▸ **Data**:
---*---

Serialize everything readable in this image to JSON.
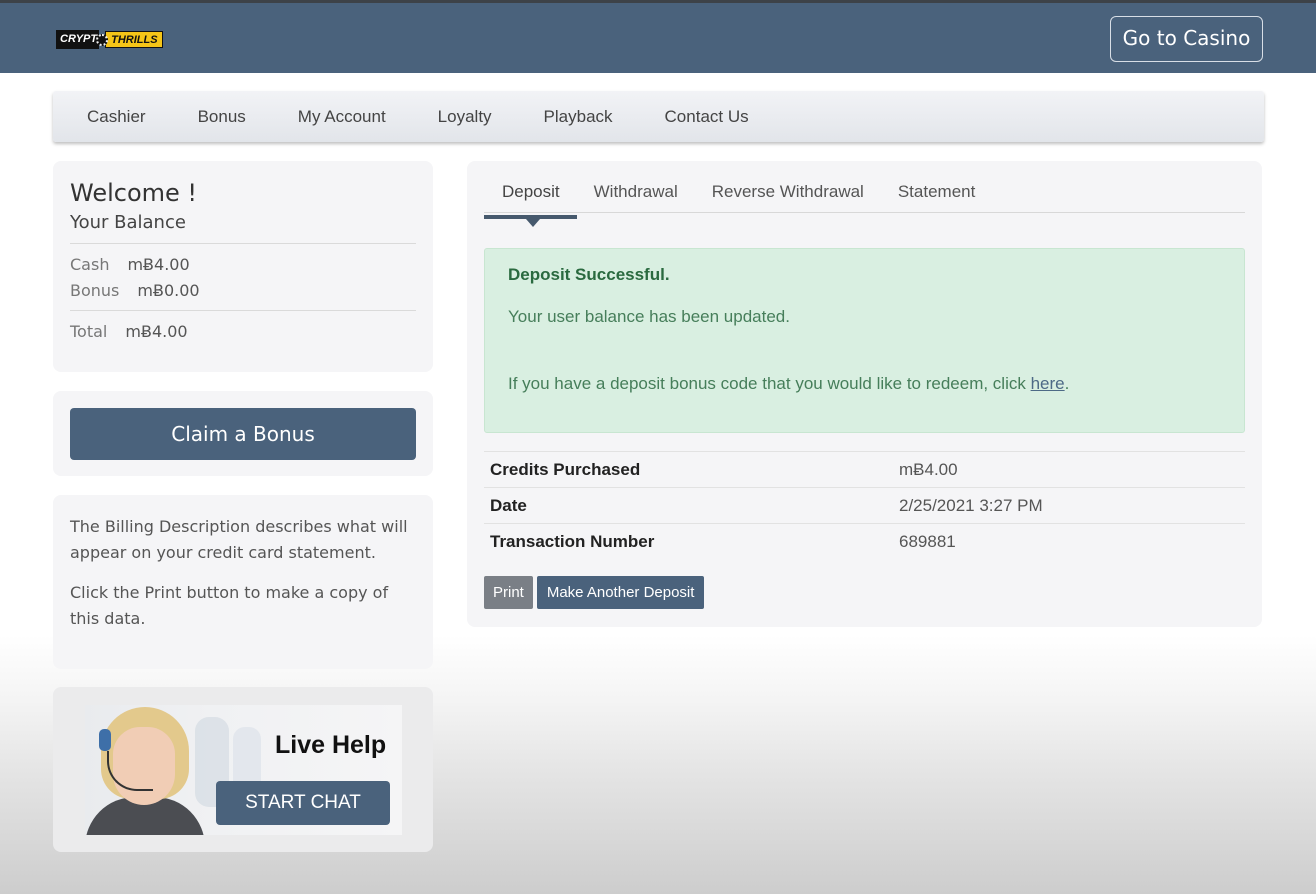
{
  "header": {
    "logo": {
      "part1": "CRYPT",
      "part2": "THRILLS"
    },
    "go_to_casino": "Go to Casino"
  },
  "nav": {
    "items": [
      "Cashier",
      "Bonus",
      "My Account",
      "Loyalty",
      "Playback",
      "Contact Us"
    ]
  },
  "balance": {
    "welcome": "Welcome !",
    "subtitle": "Your Balance",
    "cash_label": "Cash",
    "cash_value": "mɃ4.00",
    "bonus_label": "Bonus",
    "bonus_value": "mɃ0.00",
    "total_label": "Total",
    "total_value": "mɃ4.00"
  },
  "claim": {
    "label": "Claim a Bonus"
  },
  "info": {
    "p1": "The Billing Description describes what will appear on your credit card statement.",
    "p2": "Click the Print button to make a copy of this data."
  },
  "help": {
    "title": "Live Help",
    "button": "START CHAT"
  },
  "main": {
    "tabs": [
      {
        "label": "Deposit",
        "active": true
      },
      {
        "label": "Withdrawal",
        "active": false
      },
      {
        "label": "Reverse Withdrawal",
        "active": false
      },
      {
        "label": "Statement",
        "active": false
      }
    ],
    "alert": {
      "title": "Deposit Successful.",
      "line1": "Your user balance has been updated.",
      "line2_prefix": "If you have a deposit bonus code that you would like to redeem, click ",
      "link": "here",
      "line2_suffix": "."
    },
    "details": [
      {
        "label": "Credits Purchased",
        "value": "mɃ4.00"
      },
      {
        "label": "Date",
        "value": "2/25/2021 3:27 PM"
      },
      {
        "label": "Transaction Number",
        "value": "689881"
      }
    ],
    "buttons": {
      "print": "Print",
      "again": "Make Another Deposit"
    }
  },
  "colors": {
    "header_bg": "#4a627c",
    "primary_button": "#4a627c",
    "alert_bg": "#d9efe1",
    "alert_text": "#2a6a3f",
    "print_button": "#7a7f86"
  }
}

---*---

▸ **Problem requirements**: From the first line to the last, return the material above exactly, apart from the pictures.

▸ **Answer to this exercise**:
Serialize everything readable in this image to JSON.
{
  "header": {
    "logo": {
      "part1": "CRYPT",
      "part2": "THRILLS"
    },
    "go_to_casino": "Go to Casino"
  },
  "nav": {
    "items": [
      "Cashier",
      "Bonus",
      "My Account",
      "Loyalty",
      "Playback",
      "Contact Us"
    ]
  },
  "balance": {
    "welcome": "Welcome !",
    "subtitle": "Your Balance",
    "cash_label": "Cash",
    "cash_value": "mɃ4.00",
    "bonus_label": "Bonus",
    "bonus_value": "mɃ0.00",
    "total_label": "Total",
    "total_value": "mɃ4.00"
  },
  "claim": {
    "label": "Claim a Bonus"
  },
  "info": {
    "p1": "The Billing Description describes what will appear on your credit card statement.",
    "p2": "Click the Print button to make a copy of this data."
  },
  "help": {
    "title": "Live Help",
    "button": "START CHAT"
  },
  "main": {
    "tabs": [
      {
        "label": "Deposit",
        "active": true
      },
      {
        "label": "Withdrawal",
        "active": false
      },
      {
        "label": "Reverse Withdrawal",
        "active": false
      },
      {
        "label": "Statement",
        "active": false
      }
    ],
    "alert": {
      "title": "Deposit Successful.",
      "line1": "Your user balance has been updated.",
      "line2_prefix": "If you have a deposit bonus code that you would like to redeem, click ",
      "link": "here",
      "line2_suffix": "."
    },
    "details": [
      {
        "label": "Credits Purchased",
        "value": "mɃ4.00"
      },
      {
        "label": "Date",
        "value": "2/25/2021 3:27 PM"
      },
      {
        "label": "Transaction Number",
        "value": "689881"
      }
    ],
    "buttons": {
      "print": "Print",
      "again": "Make Another Deposit"
    }
  },
  "colors": {
    "header_bg": "#4a627c",
    "primary_button": "#4a627c",
    "alert_bg": "#d9efe1",
    "alert_text": "#2a6a3f",
    "print_button": "#7a7f86"
  }
}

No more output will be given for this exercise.